PROBLEM:
Looking through the listing that follows, count every line with the string "icon" and state the number alone.

-------- INFORMATION --------

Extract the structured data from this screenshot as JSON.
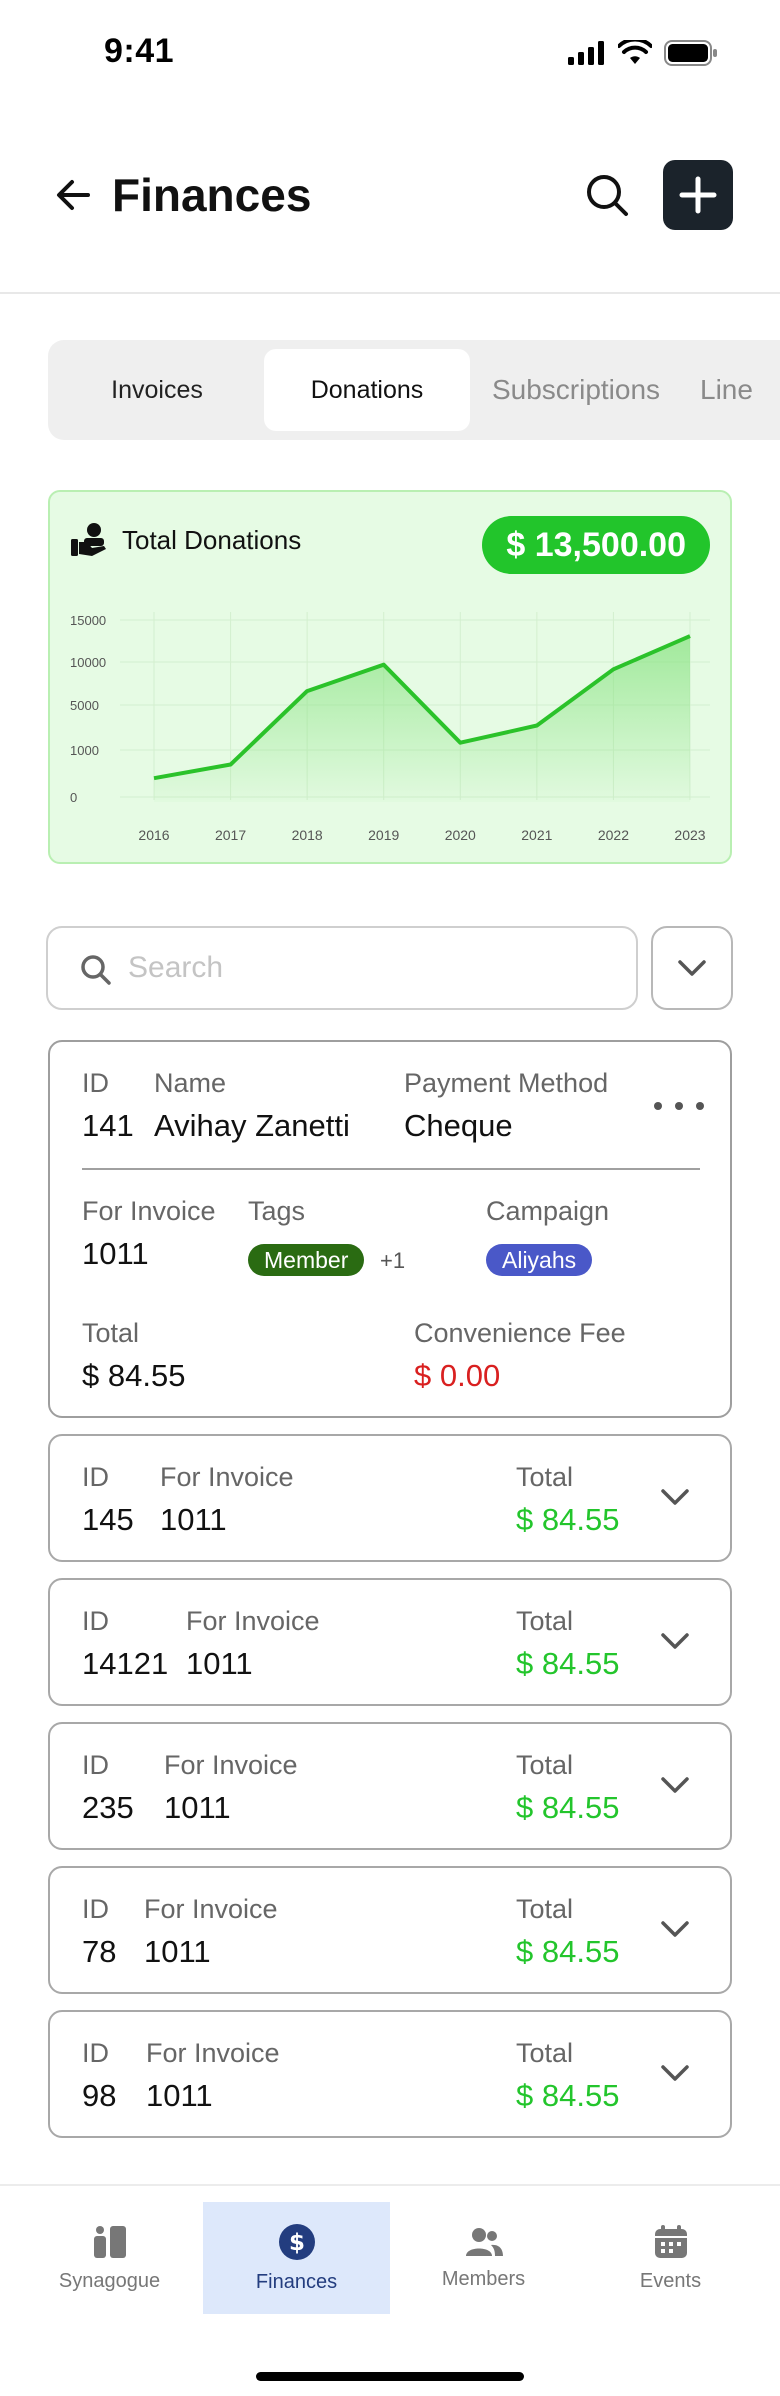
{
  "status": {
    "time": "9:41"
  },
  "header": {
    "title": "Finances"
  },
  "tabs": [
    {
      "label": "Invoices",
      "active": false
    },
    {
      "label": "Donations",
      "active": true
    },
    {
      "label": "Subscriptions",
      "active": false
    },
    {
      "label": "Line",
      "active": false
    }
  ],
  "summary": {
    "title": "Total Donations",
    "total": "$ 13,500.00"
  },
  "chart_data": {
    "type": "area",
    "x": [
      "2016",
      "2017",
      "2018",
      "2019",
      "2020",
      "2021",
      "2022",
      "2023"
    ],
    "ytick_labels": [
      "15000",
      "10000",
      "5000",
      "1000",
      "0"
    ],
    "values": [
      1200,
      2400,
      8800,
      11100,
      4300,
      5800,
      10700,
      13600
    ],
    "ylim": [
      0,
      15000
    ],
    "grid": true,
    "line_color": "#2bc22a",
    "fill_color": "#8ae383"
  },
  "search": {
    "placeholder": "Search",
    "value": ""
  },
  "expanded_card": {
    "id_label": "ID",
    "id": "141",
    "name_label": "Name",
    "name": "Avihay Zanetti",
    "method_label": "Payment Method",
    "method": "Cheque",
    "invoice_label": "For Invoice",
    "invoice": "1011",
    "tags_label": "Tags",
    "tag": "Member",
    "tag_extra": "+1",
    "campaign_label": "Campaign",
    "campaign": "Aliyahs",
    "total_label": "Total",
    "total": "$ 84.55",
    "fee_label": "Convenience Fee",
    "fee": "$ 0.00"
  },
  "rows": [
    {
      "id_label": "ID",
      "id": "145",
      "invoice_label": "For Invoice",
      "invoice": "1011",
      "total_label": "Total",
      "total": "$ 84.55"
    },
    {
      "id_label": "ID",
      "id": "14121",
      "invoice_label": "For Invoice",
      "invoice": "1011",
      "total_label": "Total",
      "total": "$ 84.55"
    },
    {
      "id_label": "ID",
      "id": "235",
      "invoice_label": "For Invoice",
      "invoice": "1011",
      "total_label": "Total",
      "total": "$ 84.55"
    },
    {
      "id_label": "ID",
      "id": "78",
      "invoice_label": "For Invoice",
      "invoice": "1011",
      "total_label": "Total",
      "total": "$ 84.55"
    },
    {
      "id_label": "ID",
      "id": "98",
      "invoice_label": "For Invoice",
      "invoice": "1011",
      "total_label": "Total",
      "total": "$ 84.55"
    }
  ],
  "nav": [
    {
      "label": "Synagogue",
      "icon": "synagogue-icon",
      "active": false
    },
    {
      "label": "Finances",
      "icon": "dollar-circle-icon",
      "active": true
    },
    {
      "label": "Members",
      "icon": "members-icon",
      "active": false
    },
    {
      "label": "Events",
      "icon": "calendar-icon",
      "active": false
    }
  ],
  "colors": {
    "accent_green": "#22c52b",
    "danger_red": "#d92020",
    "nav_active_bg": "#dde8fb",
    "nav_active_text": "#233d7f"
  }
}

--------

WRITTEN SOLUTION:
4